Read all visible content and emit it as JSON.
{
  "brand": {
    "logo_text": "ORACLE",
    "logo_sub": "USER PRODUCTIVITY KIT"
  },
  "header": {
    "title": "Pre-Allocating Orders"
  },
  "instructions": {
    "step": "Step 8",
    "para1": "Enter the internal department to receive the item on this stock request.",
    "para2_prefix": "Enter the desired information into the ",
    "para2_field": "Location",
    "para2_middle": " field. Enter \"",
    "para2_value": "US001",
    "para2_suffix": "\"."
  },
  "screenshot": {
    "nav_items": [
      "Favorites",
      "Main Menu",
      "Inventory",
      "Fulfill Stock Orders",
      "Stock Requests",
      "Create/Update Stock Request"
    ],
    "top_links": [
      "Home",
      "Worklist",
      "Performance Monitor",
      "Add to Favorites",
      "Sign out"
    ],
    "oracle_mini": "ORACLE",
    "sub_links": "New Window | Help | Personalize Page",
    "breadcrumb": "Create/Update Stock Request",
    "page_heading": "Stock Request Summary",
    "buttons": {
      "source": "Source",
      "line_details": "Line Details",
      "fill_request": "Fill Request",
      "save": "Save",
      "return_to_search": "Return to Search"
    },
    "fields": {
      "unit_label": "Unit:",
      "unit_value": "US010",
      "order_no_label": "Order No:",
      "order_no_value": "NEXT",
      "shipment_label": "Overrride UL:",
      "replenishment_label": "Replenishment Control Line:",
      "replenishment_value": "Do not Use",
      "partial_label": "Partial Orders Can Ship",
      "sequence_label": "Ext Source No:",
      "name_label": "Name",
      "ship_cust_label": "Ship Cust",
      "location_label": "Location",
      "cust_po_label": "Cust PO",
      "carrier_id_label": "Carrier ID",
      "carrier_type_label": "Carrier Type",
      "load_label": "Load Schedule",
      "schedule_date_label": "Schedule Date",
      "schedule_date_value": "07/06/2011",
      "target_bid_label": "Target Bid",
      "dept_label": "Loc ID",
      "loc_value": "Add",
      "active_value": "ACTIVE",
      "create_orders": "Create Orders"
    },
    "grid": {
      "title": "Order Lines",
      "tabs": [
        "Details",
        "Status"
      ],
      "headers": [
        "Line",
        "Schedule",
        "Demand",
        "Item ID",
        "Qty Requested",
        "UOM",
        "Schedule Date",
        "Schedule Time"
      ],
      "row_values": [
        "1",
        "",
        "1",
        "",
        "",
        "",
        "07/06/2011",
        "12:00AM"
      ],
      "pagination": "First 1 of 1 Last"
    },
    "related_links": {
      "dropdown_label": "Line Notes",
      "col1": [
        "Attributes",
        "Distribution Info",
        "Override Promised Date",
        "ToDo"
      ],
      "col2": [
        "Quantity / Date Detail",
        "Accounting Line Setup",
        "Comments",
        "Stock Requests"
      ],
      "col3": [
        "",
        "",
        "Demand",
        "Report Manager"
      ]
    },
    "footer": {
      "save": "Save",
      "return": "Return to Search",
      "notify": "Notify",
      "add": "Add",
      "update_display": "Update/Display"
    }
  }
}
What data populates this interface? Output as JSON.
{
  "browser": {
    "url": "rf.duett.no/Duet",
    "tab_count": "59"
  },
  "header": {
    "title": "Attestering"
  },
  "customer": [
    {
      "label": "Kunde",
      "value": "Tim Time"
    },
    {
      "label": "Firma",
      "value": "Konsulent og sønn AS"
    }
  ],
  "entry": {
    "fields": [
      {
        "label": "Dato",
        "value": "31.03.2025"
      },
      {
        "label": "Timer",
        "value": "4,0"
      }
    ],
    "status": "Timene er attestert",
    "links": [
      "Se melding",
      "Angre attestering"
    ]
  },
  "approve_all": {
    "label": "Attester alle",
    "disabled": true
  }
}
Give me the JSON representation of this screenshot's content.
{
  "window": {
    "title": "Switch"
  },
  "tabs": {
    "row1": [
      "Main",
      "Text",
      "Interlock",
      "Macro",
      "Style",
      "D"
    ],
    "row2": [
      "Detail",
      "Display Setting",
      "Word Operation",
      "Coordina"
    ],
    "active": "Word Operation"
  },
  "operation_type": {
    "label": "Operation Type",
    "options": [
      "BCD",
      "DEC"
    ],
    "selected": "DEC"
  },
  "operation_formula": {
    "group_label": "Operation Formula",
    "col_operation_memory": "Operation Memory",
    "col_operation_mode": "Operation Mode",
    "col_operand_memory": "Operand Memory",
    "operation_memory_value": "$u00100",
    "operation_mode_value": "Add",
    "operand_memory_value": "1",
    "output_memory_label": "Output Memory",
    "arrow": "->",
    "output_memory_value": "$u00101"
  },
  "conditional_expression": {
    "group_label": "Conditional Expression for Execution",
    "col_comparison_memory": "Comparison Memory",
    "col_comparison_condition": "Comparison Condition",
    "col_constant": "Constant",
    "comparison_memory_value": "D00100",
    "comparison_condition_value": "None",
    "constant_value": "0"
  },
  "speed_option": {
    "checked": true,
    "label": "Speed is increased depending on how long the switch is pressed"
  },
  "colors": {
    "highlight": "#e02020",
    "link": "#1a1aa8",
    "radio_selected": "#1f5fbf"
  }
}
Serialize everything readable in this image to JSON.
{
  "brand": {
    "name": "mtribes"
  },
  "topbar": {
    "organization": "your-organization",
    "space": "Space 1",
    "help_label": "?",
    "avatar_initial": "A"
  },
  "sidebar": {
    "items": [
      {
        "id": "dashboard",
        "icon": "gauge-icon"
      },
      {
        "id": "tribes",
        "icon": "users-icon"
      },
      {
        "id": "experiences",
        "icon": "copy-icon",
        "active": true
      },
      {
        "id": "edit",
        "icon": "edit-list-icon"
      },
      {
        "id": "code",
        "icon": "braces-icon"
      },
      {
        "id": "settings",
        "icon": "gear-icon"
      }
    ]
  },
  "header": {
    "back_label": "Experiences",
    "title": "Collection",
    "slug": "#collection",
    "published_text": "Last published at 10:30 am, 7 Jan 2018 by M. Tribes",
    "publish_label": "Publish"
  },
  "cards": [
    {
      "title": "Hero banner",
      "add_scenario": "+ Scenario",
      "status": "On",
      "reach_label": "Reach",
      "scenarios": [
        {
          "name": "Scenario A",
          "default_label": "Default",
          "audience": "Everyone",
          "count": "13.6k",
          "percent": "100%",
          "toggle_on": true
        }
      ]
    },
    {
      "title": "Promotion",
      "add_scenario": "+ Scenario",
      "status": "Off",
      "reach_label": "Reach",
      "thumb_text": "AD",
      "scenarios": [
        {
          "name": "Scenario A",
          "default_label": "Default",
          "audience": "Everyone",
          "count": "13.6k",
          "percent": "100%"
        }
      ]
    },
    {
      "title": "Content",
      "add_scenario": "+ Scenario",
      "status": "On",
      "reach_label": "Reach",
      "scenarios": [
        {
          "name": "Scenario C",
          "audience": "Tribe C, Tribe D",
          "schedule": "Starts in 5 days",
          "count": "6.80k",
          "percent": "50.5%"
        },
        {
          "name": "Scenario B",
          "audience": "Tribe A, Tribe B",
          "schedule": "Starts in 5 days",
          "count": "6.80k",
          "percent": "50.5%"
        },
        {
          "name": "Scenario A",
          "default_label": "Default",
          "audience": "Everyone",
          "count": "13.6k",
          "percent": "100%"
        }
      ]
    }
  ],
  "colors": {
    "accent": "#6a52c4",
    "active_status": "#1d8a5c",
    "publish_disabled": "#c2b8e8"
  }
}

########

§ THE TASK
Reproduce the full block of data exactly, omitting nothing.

§ ANSWER FOR THE TASK
Read all visible content and emit it as JSON.
{
  "brand": {
    "logo_text": "ORACLE",
    "logo_sub": "USER PRODUCTIVITY KIT"
  },
  "header": {
    "title": "Pre-Allocating Orders"
  },
  "instructions": {
    "step": "Step 8",
    "para1": "Enter the internal department to receive the item on this stock request.",
    "para2_prefix": "Enter the desired information into the ",
    "para2_field": "Location",
    "para2_middle": " field. Enter \"",
    "para2_value": "US001",
    "para2_suffix": "\"."
  },
  "screenshot": {
    "nav_items": [
      "Favorites",
      "Main Menu",
      "Inventory",
      "Fulfill Stock Orders",
      "Stock Requests",
      "Create/Update Stock Request"
    ],
    "top_links": [
      "Home",
      "Worklist",
      "Performance Monitor",
      "Add to Favorites",
      "Sign out"
    ],
    "oracle_mini": "ORACLE",
    "sub_links": "New Window | Help | Personalize Page",
    "breadcrumb": "Create/Update Stock Request",
    "page_heading": "Stock Request Summary",
    "buttons": {
      "source": "Source",
      "line_details": "Line Details",
      "fill_request": "Fill Request",
      "save": "Save",
      "return_to_search": "Return to Search"
    },
    "fields": {
      "unit_label": "Unit:",
      "unit_value": "US010",
      "order_no_label": "Order No:",
      "order_no_value": "NEXT",
      "shipment_label": "Overrride UL:",
      "replenishment_label": "Replenishment Control Line:",
      "replenishment_value": "Do not Use",
      "partial_label": "Partial Orders Can Ship",
      "sequence_label": "Ext Source No:",
      "name_label": "Name",
      "ship_cust_label": "Ship Cust",
      "location_label": "Location",
      "cust_po_label": "Cust PO",
      "carrier_id_label": "Carrier ID",
      "carrier_type_label": "Carrier Type",
      "load_label": "Load Schedule",
      "schedule_date_label": "Schedule Date",
      "schedule_date_value": "07/06/2011",
      "target_bid_label": "Target Bid",
      "dept_label": "Loc ID",
      "loc_value": "Add",
      "active_value": "ACTIVE",
      "create_orders": "Create Orders"
    },
    "grid": {
      "title": "Order Lines",
      "tabs": [
        "Details",
        "Status"
      ],
      "headers": [
        "Line",
        "Schedule",
        "Demand",
        "Item ID",
        "Qty Requested",
        "UOM",
        "Schedule Date",
        "Schedule Time"
      ],
      "row_values": [
        "1",
        "",
        "1",
        "",
        "",
        "",
        "07/06/2011",
        "12:00AM"
      ],
      "pagination": "First 1 of 1 Last"
    },
    "related_links": {
      "dropdown_label": "Line Notes",
      "col1": [
        "Attributes",
        "Distribution Info",
        "Override Promised Date",
        "ToDo"
      ],
      "col2": [
        "Quantity / Date Detail",
        "Accounting Line Setup",
        "Comments",
        "Stock Requests"
      ],
      "col3": [
        "",
        "",
        "Demand",
        "Report Manager"
      ]
    },
    "footer": {
      "save": "Save",
      "return": "Return to Search",
      "notify": "Notify",
      "add": "Add",
      "update_display": "Update/Display"
    }
  }
}
What data populates this interface? Output as JSON.
{
  "browser": {
    "url": "rf.duett.no/Duet",
    "tab_count": "59"
  },
  "header": {
    "title": "Attestering"
  },
  "customer": [
    {
      "label": "Kunde",
      "value": "Tim Time"
    },
    {
      "label": "Firma",
      "value": "Konsulent og sønn AS"
    }
  ],
  "entry": {
    "fields": [
      {
        "label": "Dato",
        "value": "31.03.2025"
      },
      {
        "label": "Timer",
        "value": "4,0"
      }
    ],
    "status": "Timene er attestert",
    "links": [
      "Se melding",
      "Angre attestering"
    ]
  },
  "approve_all": {
    "label": "Attester alle",
    "disabled": true
  }
}
Give me the JSON representation of this screenshot's content.
{
  "window": {
    "title": "Switch"
  },
  "tabs": {
    "row1": [
      "Main",
      "Text",
      "Interlock",
      "Macro",
      "Style",
      "D"
    ],
    "row2": [
      "Detail",
      "Display Setting",
      "Word Operation",
      "Coordina"
    ],
    "active": "Word Operation"
  },
  "operation_type": {
    "label": "Operation Type",
    "options": [
      "BCD",
      "DEC"
    ],
    "selected": "DEC"
  },
  "operation_formula": {
    "group_label": "Operation Formula",
    "col_operation_memory": "Operation Memory",
    "col_operation_mode": "Operation Mode",
    "col_operand_memory": "Operand Memory",
    "operation_memory_value": "$u00100",
    "operation_mode_value": "Add",
    "operand_memory_value": "1",
    "output_memory_label": "Output Memory",
    "arrow": "->",
    "output_memory_value": "$u00101"
  },
  "conditional_expression": {
    "group_label": "Conditional Expression for Execution",
    "col_comparison_memory": "Comparison Memory",
    "col_comparison_condition": "Comparison Condition",
    "col_constant": "Constant",
    "comparison_memory_value": "D00100",
    "comparison_condition_value": "None",
    "constant_value": "0"
  },
  "speed_option": {
    "checked": true,
    "label": "Speed is increased depending on how long the switch is pressed"
  },
  "colors": {
    "highlight": "#e02020",
    "link": "#1a1aa8",
    "radio_selected": "#1f5fbf"
  }
}
Serialize everything readable in this image to JSON.
{
  "brand": {
    "name": "mtribes"
  },
  "topbar": {
    "organization": "your-organization",
    "space": "Space 1",
    "help_label": "?",
    "avatar_initial": "A"
  },
  "sidebar": {
    "items": [
      {
        "id": "dashboard",
        "icon": "gauge-icon"
      },
      {
        "id": "tribes",
        "icon": "users-icon"
      },
      {
        "id": "experiences",
        "icon": "copy-icon",
        "active": true
      },
      {
        "id": "edit",
        "icon": "edit-list-icon"
      },
      {
        "id": "code",
        "icon": "braces-icon"
      },
      {
        "id": "settings",
        "icon": "gear-icon"
      }
    ]
  },
  "header": {
    "back_label": "Experiences",
    "title": "Collection",
    "slug": "#collection",
    "published_text": "Last published at 10:30 am, 7 Jan 2018 by M. Tribes",
    "publish_label": "Publish"
  },
  "cards": [
    {
      "title": "Hero banner",
      "add_scenario": "+ Scenario",
      "status": "On",
      "reach_label": "Reach",
      "scenarios": [
        {
          "name": "Scenario A",
          "default_label": "Default",
          "audience": "Everyone",
          "count": "13.6k",
          "percent": "100%",
          "toggle_on": true
        }
      ]
    },
    {
      "title": "Promotion",
      "add_scenario": "+ Scenario",
      "status": "Off",
      "reach_label": "Reach",
      "thumb_text": "AD",
      "scenarios": [
        {
          "name": "Scenario A",
          "default_label": "Default",
          "audience": "Everyone",
          "count": "13.6k",
          "percent": "100%"
        }
      ]
    },
    {
      "title": "Content",
      "add_scenario": "+ Scenario",
      "status": "On",
      "reach_label": "Reach",
      "scenarios": [
        {
          "name": "Scenario C",
          "audience": "Tribe C, Tribe D",
          "schedule": "Starts in 5 days",
          "count": "6.80k",
          "percent": "50.5%"
        },
        {
          "name": "Scenario B",
          "audience": "Tribe A, Tribe B",
          "schedule": "Starts in 5 days",
          "count": "6.80k",
          "percent": "50.5%"
        },
        {
          "name": "Scenario A",
          "default_label": "Default",
          "audience": "Everyone",
          "count": "13.6k",
          "percent": "100%"
        }
      ]
    }
  ],
  "colors": {
    "accent": "#6a52c4",
    "active_status": "#1d8a5c",
    "publish_disabled": "#c2b8e8"
  }
}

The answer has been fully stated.